As the demand for mobile apps escalates and tech users become increasingly tech-savvy, developers are seeing a dramatic shift in the role of IT from being “prescriptive” to “predictive” in nature. While traditional IT departments may tend to demonize citizen development, it can actually be a path to greater success for an organization by empowering others outside of IT to build apps that inspire a culture of problem-solving across the entire organization.
Regardless if your IT department is in-house or outsourced, technology is a vital part of any modern day business. If your website, computer network or apps go awry, your business will instantly come to a standstill. It’s no wonder that in a recent survey involving 1,121 IT pros across various sectors, it was reported that the average IT budget was $253,389. The average IT spending per employee ranged from $2,770 for small businesses with 19 or fewer employees to $698 for large companies with over 500 employees (average $1,526). As a business owner or manager, you know what a big investment good tech support is, but are there ways to decrease this large expense?
With the ever-expanding technology climate we’re living in today, the job descriptions of IT managers seem to be increasing at an equivalent rate.

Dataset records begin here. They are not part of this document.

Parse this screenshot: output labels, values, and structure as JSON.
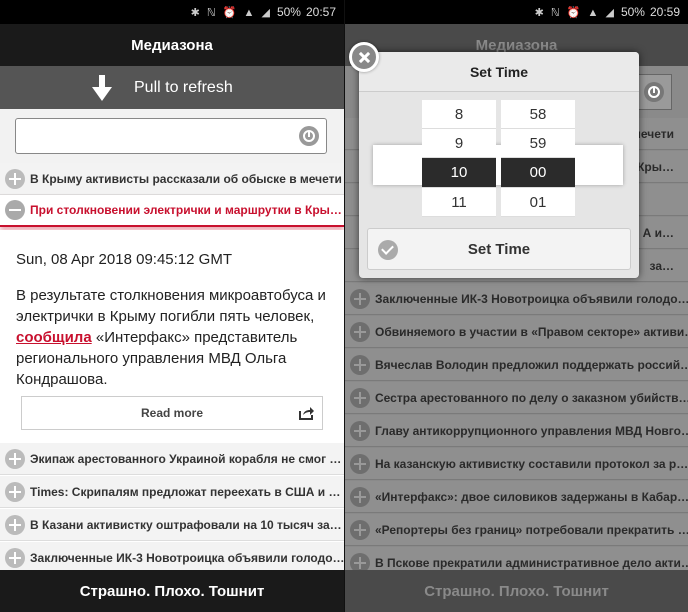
{
  "left": {
    "status": {
      "icons": "✱ ℕ ⏰ ▲ ◢",
      "battery": "50%",
      "time": "20:57"
    },
    "app_title": "Медиазона",
    "pull_to_refresh": "Pull to refresh",
    "search": {
      "value": ""
    },
    "items_top": [
      {
        "title": "В Крыму активисты рассказали об обыске в мечети",
        "expanded": false
      },
      {
        "title": "При столкновении электрички и маршрутки в Кры…",
        "expanded": true
      }
    ],
    "article": {
      "date": "Sun, 08 Apr 2018 09:45:12 GMT",
      "body_before": "В результате столкновения микроавтобуса и электрички в Крыму погибли пять человек, ",
      "link": "сообщила",
      "body_after": " «Интерфакс» представитель регионального управления МВД Ольга Кондрашова.",
      "read_more": "Read more"
    },
    "items_bottom": [
      "Экипаж арестованного Украиной корабля не смог …",
      "Times: Скрипалям предложат переехать в США и …",
      "В Казани активистку оштрафовали на 10 тысяч за…",
      "Заключенные ИК-3 Новотроицка объявили голодо…"
    ],
    "footer": "Страшно. Плохо. Тошнит"
  },
  "right": {
    "status": {
      "icons": "✱ ℕ ⏰ ▲ ◢",
      "battery": "50%",
      "time": "20:59"
    },
    "app_title": "Медиазона",
    "partial_items": [
      "мечети",
      "Кры…",
      "",
      "А и…",
      "за…"
    ],
    "items": [
      "Заключенные ИК-3 Новотроицка объявили голодо…",
      "Обвиняемого в участии в «Правом секторе» активи…",
      "Вячеслав Володин предложил поддержать россий…",
      "Сестра арестованного по делу о заказном убийств…",
      "Главу антикоррупционного управления МВД Новго…",
      "На казанскую активистку составили протокол за р…",
      "«Интерфакс»: двое силовиков задержаны в Кабар…",
      "«Репортеры без границ» потребовали прекратить …",
      "В Пскове прекратили административное дело акти…"
    ],
    "dialog": {
      "title": "Set Time",
      "hours": [
        "8",
        "9",
        "10",
        "11"
      ],
      "minutes": [
        "58",
        "59",
        "00",
        "01"
      ],
      "selected_hour": "10",
      "selected_minute": "00",
      "button": "Set Time"
    },
    "footer": "Страшно. Плохо. Тошнит"
  },
  "colors": {
    "accent": "#c8102e",
    "bar": "#1a1a1a",
    "pull": "#555555"
  }
}
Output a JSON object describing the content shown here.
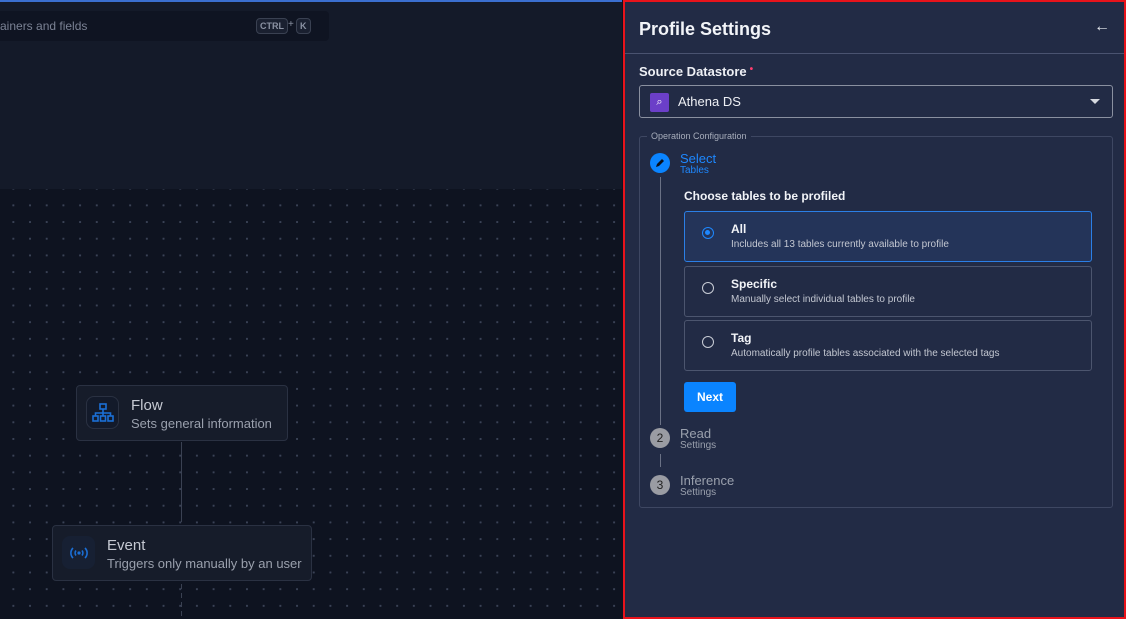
{
  "search": {
    "placeholder_visible": "ainers and fields",
    "shortcut_key1": "CTRL",
    "shortcut_plus": "+",
    "shortcut_key2": "K"
  },
  "flow_nodes": [
    {
      "title": "Flow",
      "subtitle": "Sets general information",
      "icon": "sitemap-icon"
    },
    {
      "title": "Event",
      "subtitle": "Triggers only manually by an user",
      "icon": "broadcast-icon"
    }
  ],
  "panel": {
    "title": "Profile Settings",
    "back_icon": "←",
    "source_label": "Source Datastore",
    "required_mark": "•",
    "datastore": {
      "value": "Athena DS",
      "icon": "athena-icon"
    },
    "operation_config": {
      "legend": "Operation Configuration",
      "steps": [
        {
          "title": "Select",
          "subtitle": "Tables",
          "state": "active"
        },
        {
          "number": "2",
          "title": "Read",
          "subtitle": "Settings",
          "state": "pending"
        },
        {
          "number": "3",
          "title": "Inference",
          "subtitle": "Settings",
          "state": "pending"
        }
      ],
      "choose_label": "Choose tables to be profiled",
      "options": [
        {
          "title": "All",
          "description": "Includes all 13 tables currently available to profile",
          "selected": true
        },
        {
          "title": "Specific",
          "description": "Manually select individual tables to profile",
          "selected": false
        },
        {
          "title": "Tag",
          "description": "Automatically profile tables associated with the selected tags",
          "selected": false
        }
      ],
      "next_label": "Next"
    }
  },
  "colors": {
    "accent": "#0a84ff",
    "panel_bg": "#222b45",
    "canvas_bg": "#0e1320",
    "highlight_border": "#e8131b",
    "required": "#ff3d6e"
  }
}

Technology professionals are no longer limited to simply ‘fixing the bugs.’ They must perform tasks to keep organized and efficient, but these tasks often seemingly have nothing to do with technology at all.
As a one person IT Department, Jack Riggen manages and coordinates all aspects of IT for California’s Contra Costa County’s largest non-profit organization ARC Contra Costa-- which includes 250+ PCs & servers, 10 sites, and a staff of 250+. A large portion of his job involves managing work orders and inventory records.

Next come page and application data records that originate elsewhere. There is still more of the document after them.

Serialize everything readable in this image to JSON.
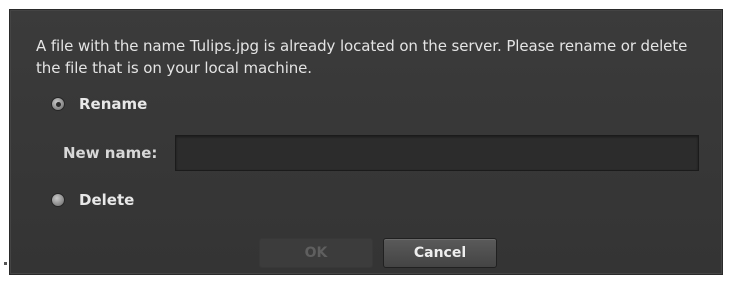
{
  "dialog": {
    "message": "A file with the name Tulips.jpg is already located on the server. Please rename or delete the file that is on your local machine.",
    "options": {
      "rename_label": "Rename",
      "delete_label": "Delete",
      "selected": "Rename"
    },
    "new_name": {
      "label": "New name:",
      "value": ""
    },
    "buttons": {
      "ok_label": "OK",
      "cancel_label": "Cancel",
      "ok_enabled": false
    }
  }
}
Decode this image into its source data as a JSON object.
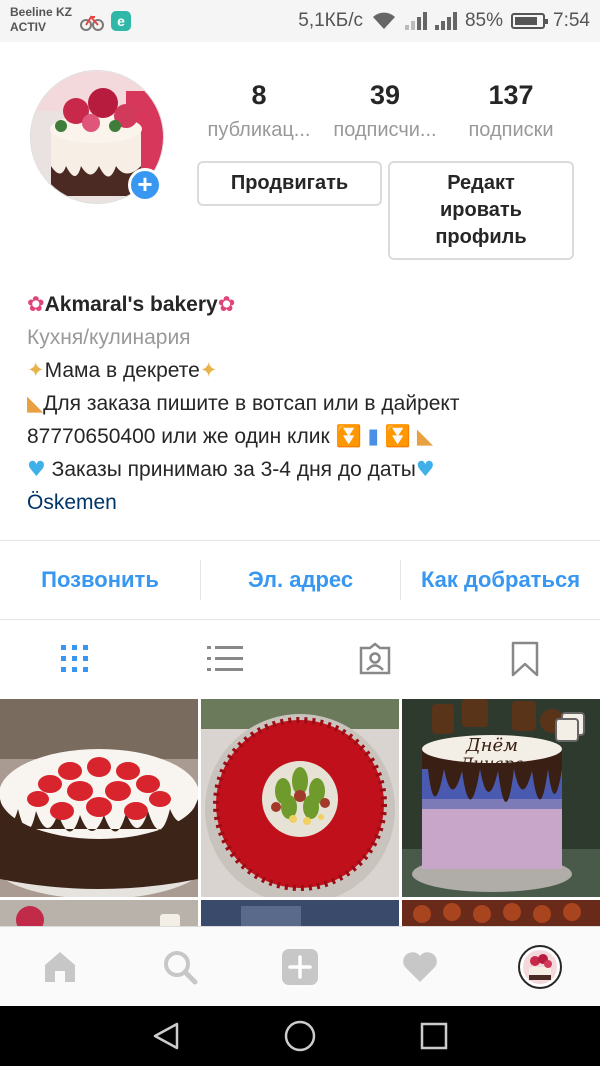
{
  "status_bar": {
    "carrier_line1": "Beeline KZ",
    "carrier_line2": "ACTIV",
    "speed": "5,1КБ/с",
    "battery": "85%",
    "battery_level": 0.85,
    "time": "7:54"
  },
  "profile": {
    "stats": [
      {
        "value": "8",
        "label": "публикац..."
      },
      {
        "value": "39",
        "label": "подписчи..."
      },
      {
        "value": "137",
        "label": "подписки"
      }
    ],
    "promote_label": "Продвигать",
    "edit_label_line1": "Редакт",
    "edit_label_line2": "ировать",
    "edit_label_line3": "профиль"
  },
  "bio": {
    "name": "Akmaral's bakery",
    "category": "Кухня/кулинария",
    "line1": "Мама в декрете",
    "line2": "Для заказа пишите в вотсап или в дайрект",
    "line3": "87770650400 или же один клик",
    "line4": " Заказы принимаю за 3-4 дня до даты",
    "location": "Öskemen"
  },
  "actions": {
    "call": "Позвонить",
    "email": "Эл. адрес",
    "directions": "Как добраться"
  },
  "tabs": [
    "grid-icon",
    "list-icon",
    "tagged-icon",
    "saved-icon"
  ],
  "bottom_nav": [
    "home-icon",
    "search-icon",
    "add-post-icon",
    "heart-icon",
    "profile-avatar-icon"
  ],
  "colors": {
    "accent": "#3897f0",
    "location": "#003569",
    "muted": "#999999"
  }
}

Brett Bonomo has been in the microwave radio backhaul business for over 15 years. “Microwave radio backhaul” might not be a term with which most of us are familiar, but it should be, because Brett’s job is to provide data and voice transferring systems to the railroad, cellular, utility, and public safety companies whose services we use every day. He’s giving these firms the ability to communicate and share information over long distances, which is essential in being able to serve our communication and transportation needs.